--- START ---

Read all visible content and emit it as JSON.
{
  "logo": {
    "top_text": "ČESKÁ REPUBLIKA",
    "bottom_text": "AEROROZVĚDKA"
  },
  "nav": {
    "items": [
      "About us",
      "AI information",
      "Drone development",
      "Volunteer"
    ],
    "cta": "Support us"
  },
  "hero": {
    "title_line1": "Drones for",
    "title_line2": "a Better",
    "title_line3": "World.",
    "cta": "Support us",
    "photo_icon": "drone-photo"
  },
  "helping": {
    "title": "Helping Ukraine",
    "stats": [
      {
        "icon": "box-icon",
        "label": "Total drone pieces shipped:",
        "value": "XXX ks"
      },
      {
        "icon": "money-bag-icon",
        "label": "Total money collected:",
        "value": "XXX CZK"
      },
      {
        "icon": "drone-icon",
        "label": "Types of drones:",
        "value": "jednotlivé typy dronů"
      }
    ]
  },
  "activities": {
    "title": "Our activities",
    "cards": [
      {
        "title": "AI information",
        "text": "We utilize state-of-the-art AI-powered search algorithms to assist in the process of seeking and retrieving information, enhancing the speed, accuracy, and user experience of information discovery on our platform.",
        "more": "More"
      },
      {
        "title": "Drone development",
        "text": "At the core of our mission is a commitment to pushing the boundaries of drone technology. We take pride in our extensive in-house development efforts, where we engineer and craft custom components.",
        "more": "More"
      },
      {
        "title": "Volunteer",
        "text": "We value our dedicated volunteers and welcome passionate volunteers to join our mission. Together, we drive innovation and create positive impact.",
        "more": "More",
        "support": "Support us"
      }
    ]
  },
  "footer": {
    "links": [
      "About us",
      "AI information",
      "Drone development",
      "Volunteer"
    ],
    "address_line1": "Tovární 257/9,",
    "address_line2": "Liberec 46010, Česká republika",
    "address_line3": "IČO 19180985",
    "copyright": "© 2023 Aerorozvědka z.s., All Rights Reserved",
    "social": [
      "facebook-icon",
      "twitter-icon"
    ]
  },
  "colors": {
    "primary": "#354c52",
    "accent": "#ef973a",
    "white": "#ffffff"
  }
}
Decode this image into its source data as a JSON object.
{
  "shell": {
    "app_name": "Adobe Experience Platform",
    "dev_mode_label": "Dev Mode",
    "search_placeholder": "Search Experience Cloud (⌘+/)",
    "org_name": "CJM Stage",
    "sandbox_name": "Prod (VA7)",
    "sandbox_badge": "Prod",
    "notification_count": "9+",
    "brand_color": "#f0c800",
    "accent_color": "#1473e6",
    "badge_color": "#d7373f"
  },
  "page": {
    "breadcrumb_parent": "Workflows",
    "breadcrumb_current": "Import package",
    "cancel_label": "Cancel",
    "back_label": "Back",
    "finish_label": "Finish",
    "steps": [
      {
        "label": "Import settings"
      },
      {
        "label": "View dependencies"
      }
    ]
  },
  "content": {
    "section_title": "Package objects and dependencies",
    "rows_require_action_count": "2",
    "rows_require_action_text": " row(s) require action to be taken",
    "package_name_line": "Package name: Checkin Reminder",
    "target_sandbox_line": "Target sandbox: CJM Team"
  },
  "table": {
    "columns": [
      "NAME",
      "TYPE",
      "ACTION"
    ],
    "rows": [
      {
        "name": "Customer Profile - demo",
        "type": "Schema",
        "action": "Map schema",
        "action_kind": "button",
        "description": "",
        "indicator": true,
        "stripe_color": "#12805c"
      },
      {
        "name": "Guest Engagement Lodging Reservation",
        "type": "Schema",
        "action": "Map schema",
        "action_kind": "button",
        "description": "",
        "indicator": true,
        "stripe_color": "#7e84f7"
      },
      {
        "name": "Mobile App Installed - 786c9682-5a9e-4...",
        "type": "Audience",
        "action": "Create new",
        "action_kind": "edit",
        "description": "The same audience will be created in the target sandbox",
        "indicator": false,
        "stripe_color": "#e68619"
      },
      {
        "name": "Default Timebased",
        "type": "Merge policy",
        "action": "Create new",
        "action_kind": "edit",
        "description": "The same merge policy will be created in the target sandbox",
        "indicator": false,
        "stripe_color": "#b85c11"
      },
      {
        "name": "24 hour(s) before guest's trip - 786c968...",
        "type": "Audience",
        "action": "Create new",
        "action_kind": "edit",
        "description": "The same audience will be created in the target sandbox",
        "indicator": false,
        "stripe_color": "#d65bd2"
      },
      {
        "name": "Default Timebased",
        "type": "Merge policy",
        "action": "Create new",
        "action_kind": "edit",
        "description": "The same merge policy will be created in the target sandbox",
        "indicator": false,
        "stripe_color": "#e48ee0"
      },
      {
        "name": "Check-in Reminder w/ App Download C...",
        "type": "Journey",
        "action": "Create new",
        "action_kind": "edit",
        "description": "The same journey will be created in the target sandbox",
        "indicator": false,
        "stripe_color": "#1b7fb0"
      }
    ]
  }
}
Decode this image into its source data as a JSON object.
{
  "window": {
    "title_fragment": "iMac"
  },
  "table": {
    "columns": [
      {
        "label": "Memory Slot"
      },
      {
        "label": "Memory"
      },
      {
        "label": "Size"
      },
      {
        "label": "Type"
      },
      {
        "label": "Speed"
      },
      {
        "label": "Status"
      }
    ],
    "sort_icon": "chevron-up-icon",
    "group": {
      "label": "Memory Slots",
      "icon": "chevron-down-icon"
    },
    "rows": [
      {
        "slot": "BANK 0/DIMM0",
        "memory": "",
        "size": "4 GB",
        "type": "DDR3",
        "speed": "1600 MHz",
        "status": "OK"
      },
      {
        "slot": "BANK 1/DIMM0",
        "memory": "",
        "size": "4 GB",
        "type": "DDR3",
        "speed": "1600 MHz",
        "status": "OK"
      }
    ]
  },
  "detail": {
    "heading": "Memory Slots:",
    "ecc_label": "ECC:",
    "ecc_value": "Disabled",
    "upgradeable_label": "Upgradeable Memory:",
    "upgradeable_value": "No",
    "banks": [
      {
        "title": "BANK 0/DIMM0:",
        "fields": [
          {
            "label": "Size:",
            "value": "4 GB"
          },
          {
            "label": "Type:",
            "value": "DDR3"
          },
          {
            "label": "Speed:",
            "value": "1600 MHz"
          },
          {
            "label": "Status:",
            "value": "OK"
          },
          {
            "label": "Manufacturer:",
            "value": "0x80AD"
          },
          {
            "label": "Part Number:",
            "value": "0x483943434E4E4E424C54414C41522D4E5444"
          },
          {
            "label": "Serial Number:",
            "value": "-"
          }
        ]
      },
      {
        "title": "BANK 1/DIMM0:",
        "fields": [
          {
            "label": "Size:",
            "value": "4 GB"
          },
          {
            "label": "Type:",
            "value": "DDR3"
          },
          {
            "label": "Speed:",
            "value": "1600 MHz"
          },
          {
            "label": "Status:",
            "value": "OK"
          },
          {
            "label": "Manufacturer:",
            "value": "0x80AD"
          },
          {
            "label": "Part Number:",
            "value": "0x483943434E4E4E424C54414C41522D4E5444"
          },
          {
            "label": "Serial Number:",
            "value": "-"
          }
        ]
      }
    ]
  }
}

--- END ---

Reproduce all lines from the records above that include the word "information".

• **EXERCISE SOLUTION**:
      "AI information",
        "title": "AI information",
        "text": "We utilize state-of-the-art AI-powered search algorithms to assist in the process of seeking and retrieving information, enhancing the speed, accuracy, and user experience of information discovery on our platform.",
      "AI information",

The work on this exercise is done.